One of the key reasons people bank at credit unions is for the human touch. They tend to be smaller than many banks, often tied to a local community or profession, and are not-for-profit. So when their members are afflicted by natural disasters — from wildfires in California to hurricanes on the East Coast — credit unions have the ability to connect on a very human level to offer assistance and help people put their lives back together. The last thing a homeowner needs following a disaster is to get a call from a nervous lender asking if they’re still able to make that month’s payment.
It’s not enough for credit unions to have procedures, guidelines and policies in place. To be able to respond quickly and effectively when members lose their homes or suffer other losses, it’s important for institutions to have a “playbook” that documents declaring a disaster and the subsequent actions to be performed by loan servicing staff. To reinforce those guidelines during calm times, make sure key employees and executives are trained to handle various scenarios, and to communicate to members what they should do in the tragic event that their lives are upended by a fire, storm, earthquake, flood or other emergency.
Here are six ways credit unions can offer assistance to member borrowers in times of need:
Reaching out to members is an opportunity for credit unions to provide a best-in-class member service experience while also assessing a disaster’s damage and level of impact to the member. Call centers can help collect information for analysis and tailor a timely response strategy. This strategy can be necessary for products with time-sensitive deadlines. Members unable to make payments for other reasons may warrant “personal” servicers to properly identify and resolve issues. Additionally, enhance your website to include a disaster relief section that clearly outlines your program with contact numbers for borrowers and any additional helpful links.
Dispute Management Teams
Member dispute management teams (and other member-facing personnel) should be trained on the organization’s disaster relief strategy and have clear, documented guidelines to ensure that each member is treated according to policies. Dispute resolution may also be a natural channel for consumers to request relief on the basis of their individual disaster impact. Dispute management teams must be prepared (and staffed) for higher call volume and ensure compliance with federal and state regulations.
Fee Waiver Programs
Conditions immediately following a natural disaster may cause missed payments due to lost cellular/internet connections, delayed regular income or inaccessible bank accounts. In such circumstances, institutions should be prepared to waive late payment charges, pay-by-phone charges, deferment enrollment fees and/or additional miscellaneous charges as a sign of good faith. As an extra step, credit card issuers can waive cash advance fees and overdraft protection fees.
Deferment and Forbearance Programs
These can help members avoid account delinquency when abnormal situations and unexpected costs make regular payments difficult. Deferment programs can provide immediate relief for consumers by pausing regularly scheduled payments before resuming normal payment periods. Forbearance programs offer a similar benefit or reduce the regularly scheduled payment for a specified period. Both programs allow institutions to leverage existing procedures and reduce the effort and risk of complex, customized solutions.
Loan Modification Programs

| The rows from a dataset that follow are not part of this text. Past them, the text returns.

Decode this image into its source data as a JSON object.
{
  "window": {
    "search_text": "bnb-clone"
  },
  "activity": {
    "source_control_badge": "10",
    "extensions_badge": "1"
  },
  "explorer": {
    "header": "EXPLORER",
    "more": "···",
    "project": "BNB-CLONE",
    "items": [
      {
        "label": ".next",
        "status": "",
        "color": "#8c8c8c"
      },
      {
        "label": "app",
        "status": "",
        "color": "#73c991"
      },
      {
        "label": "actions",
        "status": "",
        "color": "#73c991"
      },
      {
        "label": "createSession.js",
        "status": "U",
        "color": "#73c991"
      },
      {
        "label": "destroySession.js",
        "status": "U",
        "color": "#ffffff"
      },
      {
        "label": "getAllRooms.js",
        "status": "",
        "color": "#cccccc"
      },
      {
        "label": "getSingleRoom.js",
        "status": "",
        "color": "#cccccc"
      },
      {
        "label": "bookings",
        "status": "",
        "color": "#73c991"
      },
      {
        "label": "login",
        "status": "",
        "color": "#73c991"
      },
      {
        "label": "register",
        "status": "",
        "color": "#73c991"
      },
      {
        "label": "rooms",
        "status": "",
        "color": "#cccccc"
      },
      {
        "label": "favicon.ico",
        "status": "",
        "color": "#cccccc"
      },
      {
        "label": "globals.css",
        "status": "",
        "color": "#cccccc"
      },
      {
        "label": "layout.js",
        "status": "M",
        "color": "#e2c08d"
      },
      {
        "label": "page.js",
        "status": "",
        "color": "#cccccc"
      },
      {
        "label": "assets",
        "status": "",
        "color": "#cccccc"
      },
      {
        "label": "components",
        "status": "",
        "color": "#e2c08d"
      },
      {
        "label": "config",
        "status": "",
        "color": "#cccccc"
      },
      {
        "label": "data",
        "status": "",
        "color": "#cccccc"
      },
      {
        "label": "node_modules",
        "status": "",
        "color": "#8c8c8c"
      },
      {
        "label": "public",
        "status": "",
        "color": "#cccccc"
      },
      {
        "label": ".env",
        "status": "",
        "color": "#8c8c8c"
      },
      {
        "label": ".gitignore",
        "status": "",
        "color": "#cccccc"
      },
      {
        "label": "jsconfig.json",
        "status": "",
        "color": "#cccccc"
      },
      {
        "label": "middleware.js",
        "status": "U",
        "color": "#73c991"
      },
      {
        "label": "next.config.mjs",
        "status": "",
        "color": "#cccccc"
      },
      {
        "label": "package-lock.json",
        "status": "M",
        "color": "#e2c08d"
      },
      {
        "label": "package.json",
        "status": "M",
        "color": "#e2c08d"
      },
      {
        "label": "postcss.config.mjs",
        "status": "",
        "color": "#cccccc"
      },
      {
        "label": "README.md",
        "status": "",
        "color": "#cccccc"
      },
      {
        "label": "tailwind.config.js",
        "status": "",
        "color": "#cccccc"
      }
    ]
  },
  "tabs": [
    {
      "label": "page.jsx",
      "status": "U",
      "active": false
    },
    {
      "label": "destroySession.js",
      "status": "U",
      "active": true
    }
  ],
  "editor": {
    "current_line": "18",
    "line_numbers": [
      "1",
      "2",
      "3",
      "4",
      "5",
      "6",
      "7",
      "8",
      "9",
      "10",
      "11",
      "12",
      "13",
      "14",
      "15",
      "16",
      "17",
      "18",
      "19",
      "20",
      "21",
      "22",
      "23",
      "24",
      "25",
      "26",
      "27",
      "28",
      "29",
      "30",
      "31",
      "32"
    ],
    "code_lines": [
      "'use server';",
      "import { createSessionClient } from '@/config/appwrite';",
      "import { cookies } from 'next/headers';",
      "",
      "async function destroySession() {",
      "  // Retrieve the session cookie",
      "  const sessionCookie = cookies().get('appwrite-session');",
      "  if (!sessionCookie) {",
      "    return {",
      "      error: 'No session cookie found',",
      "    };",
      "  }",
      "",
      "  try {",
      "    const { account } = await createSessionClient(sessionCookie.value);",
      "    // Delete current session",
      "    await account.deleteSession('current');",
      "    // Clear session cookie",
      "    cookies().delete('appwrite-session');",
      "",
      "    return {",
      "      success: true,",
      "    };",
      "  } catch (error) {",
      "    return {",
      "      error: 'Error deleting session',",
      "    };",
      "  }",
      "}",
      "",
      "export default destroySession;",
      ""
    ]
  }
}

Loan modification and refinancing offer longer-term relief. Loan modifications help borrowers by adjusting loan terms to reduce the monthly payment amount or reduce interest rates to manageable levels. Other modification options include loan extensions or adding skipped or deferred payments to a later balloon payment. Modification and refinance options can offer long-term relief throughout the remaining life cycle of the product and provide borrowers with much-needed flexibility to focus on other matters.
Suspension of Collection or Collateral Recovery Activities
For collateral-secured products, creditors can suspend collection, auto repossession or foreclosure on a case-by-case basis. For mortgage products, there are additional, explicit requirements regarding natural disasters for servicers to grant relief and/or forbearance to borrowers. For example, Fannie Mae suggests deferring foreclosure actions on current accounts or accounts not severely delinquent for a 90-day period, and to grant relief to borrowers unable to remain current on their bankruptcy repayment plan after a natural disaster. Though such relief is not required for all financial products, relief may even be explicitly required by a GSE for home mortgage loans. Altering procedures or minimum recovery timelines for consumers in impacted areas can grant consumers the needed time and opportunity to cure delinquency and resume normal payments.
A personalized touch, taking individualized needs into account and showing the credit union member a human face (preferably a consistent point of contact), will allow lenders and borrowers to work together, with sensitivity and purpose, in their mutual interest to pick up the pieces after a disaster.